(Records provided begins)
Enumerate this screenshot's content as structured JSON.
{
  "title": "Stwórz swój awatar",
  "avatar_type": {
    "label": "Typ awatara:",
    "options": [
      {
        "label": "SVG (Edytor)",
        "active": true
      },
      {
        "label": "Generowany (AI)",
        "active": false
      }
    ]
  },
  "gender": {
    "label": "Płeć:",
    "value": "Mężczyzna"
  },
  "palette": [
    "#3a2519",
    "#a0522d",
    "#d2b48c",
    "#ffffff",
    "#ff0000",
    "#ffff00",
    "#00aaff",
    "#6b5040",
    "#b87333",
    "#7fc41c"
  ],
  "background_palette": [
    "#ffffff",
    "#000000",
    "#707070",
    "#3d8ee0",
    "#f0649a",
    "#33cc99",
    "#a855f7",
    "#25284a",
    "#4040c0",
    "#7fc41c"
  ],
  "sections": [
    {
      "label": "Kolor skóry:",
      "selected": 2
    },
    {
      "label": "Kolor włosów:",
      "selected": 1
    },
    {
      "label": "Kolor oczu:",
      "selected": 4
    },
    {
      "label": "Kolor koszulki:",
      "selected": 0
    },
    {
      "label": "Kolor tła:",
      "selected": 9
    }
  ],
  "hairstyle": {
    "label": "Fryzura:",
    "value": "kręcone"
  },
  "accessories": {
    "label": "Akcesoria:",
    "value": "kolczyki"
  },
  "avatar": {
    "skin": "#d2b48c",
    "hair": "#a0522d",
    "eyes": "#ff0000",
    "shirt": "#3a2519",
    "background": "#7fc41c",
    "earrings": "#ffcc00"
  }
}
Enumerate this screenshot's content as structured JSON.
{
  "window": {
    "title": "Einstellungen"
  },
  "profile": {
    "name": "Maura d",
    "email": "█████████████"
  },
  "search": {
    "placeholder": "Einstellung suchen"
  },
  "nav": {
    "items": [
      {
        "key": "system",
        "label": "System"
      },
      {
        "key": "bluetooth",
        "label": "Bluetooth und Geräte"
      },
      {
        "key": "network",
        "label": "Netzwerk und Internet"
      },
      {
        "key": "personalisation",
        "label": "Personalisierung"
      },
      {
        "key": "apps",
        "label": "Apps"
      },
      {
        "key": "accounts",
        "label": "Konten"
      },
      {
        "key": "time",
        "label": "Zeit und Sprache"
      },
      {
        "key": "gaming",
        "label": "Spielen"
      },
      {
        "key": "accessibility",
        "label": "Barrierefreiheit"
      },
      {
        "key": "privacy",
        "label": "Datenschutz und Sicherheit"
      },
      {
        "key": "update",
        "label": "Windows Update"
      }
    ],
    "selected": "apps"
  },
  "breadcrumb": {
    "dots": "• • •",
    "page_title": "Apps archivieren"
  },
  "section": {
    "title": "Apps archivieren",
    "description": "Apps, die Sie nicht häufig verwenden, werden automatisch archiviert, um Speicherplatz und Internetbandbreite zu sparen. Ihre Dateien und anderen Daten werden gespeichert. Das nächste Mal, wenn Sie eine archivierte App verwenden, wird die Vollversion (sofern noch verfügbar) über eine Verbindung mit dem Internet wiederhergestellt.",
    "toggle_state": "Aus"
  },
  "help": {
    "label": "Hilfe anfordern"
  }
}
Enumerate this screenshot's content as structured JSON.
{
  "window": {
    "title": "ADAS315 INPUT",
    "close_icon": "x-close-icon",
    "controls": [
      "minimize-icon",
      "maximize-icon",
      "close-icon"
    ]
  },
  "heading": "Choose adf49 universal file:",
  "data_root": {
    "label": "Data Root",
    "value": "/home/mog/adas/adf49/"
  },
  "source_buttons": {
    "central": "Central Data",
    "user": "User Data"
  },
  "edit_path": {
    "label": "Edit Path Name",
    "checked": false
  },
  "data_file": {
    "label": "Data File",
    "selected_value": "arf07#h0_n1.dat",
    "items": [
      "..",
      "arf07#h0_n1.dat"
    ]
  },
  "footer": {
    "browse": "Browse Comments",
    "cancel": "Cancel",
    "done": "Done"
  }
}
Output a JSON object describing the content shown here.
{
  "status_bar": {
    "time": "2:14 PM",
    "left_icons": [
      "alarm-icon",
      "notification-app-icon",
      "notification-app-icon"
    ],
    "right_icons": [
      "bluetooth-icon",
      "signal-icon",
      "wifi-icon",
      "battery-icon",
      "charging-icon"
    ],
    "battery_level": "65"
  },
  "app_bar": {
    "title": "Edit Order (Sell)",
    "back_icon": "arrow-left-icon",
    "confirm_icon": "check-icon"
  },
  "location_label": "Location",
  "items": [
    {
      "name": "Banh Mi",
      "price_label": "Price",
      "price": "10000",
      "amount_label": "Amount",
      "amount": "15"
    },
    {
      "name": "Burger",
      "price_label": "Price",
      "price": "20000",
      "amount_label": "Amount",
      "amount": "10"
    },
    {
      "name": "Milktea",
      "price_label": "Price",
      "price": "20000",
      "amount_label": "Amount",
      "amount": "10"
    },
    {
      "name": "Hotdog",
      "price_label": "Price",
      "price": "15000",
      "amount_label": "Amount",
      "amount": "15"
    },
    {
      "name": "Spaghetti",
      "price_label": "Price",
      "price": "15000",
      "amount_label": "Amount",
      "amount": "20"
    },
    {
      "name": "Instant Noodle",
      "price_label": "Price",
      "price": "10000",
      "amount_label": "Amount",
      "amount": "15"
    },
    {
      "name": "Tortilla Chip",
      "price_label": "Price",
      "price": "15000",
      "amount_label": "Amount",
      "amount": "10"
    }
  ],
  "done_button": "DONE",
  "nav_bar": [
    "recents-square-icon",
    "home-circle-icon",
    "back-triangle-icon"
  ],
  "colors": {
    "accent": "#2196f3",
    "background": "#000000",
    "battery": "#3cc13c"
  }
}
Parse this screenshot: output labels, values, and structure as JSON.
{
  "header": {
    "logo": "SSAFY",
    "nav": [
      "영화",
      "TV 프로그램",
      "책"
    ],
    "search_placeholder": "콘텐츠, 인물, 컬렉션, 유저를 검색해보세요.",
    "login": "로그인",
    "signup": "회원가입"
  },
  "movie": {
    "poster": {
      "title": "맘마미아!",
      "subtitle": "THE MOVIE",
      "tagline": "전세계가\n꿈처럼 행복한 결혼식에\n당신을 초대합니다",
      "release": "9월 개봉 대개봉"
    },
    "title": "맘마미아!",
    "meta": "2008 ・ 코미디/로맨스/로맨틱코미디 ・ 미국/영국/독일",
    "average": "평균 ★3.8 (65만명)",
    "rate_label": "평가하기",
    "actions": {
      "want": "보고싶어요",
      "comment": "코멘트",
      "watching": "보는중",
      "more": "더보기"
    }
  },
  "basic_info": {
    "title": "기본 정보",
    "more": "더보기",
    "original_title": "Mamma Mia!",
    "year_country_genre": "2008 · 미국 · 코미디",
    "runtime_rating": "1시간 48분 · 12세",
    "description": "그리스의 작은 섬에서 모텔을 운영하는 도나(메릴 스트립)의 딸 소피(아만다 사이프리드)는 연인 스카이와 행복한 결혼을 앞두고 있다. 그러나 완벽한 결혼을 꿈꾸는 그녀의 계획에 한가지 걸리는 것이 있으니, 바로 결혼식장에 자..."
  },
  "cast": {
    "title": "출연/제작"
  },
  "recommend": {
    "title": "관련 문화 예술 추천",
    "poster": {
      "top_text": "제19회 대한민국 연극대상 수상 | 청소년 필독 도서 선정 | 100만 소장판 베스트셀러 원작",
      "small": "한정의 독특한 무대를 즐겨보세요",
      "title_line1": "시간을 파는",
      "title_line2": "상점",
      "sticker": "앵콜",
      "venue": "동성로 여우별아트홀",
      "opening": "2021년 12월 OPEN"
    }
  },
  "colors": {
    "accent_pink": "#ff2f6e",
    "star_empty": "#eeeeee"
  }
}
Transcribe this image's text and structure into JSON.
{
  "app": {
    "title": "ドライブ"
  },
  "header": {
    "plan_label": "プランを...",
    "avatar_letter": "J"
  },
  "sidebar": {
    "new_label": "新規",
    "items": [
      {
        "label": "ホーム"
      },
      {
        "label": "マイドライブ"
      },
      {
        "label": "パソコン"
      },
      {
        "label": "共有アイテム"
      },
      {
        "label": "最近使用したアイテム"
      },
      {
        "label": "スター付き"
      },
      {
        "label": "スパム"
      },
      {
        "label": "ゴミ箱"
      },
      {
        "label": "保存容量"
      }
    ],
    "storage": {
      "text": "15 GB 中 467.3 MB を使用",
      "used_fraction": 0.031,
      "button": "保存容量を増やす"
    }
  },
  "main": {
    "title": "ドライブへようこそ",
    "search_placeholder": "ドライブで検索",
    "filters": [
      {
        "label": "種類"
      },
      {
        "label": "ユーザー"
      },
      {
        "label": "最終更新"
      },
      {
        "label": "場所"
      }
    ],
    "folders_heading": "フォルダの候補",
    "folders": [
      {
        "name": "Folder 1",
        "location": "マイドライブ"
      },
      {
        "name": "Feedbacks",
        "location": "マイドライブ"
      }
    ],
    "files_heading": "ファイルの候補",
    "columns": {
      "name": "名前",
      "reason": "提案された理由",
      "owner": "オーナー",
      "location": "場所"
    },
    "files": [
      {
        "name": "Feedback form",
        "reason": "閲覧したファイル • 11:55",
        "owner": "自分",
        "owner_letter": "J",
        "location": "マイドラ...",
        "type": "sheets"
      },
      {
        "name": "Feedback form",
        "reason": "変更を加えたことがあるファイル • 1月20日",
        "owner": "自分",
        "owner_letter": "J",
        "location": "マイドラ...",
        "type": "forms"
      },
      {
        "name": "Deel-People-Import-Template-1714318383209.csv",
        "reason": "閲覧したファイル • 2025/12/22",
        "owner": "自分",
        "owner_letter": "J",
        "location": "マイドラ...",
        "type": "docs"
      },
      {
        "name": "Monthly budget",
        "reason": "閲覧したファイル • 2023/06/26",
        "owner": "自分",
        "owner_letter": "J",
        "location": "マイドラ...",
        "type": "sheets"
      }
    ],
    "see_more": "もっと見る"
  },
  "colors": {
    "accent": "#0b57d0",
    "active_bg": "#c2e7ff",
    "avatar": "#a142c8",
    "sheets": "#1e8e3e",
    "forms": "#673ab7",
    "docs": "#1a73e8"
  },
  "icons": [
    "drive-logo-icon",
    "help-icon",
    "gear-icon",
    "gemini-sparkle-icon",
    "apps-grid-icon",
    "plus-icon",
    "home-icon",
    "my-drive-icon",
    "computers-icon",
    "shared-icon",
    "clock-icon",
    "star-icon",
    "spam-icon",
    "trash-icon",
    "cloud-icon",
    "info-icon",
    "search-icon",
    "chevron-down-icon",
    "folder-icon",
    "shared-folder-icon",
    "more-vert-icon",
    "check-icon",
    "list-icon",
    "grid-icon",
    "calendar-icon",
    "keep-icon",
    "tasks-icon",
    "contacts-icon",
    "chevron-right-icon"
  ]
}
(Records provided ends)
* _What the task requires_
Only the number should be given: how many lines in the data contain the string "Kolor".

* _Answer area_
5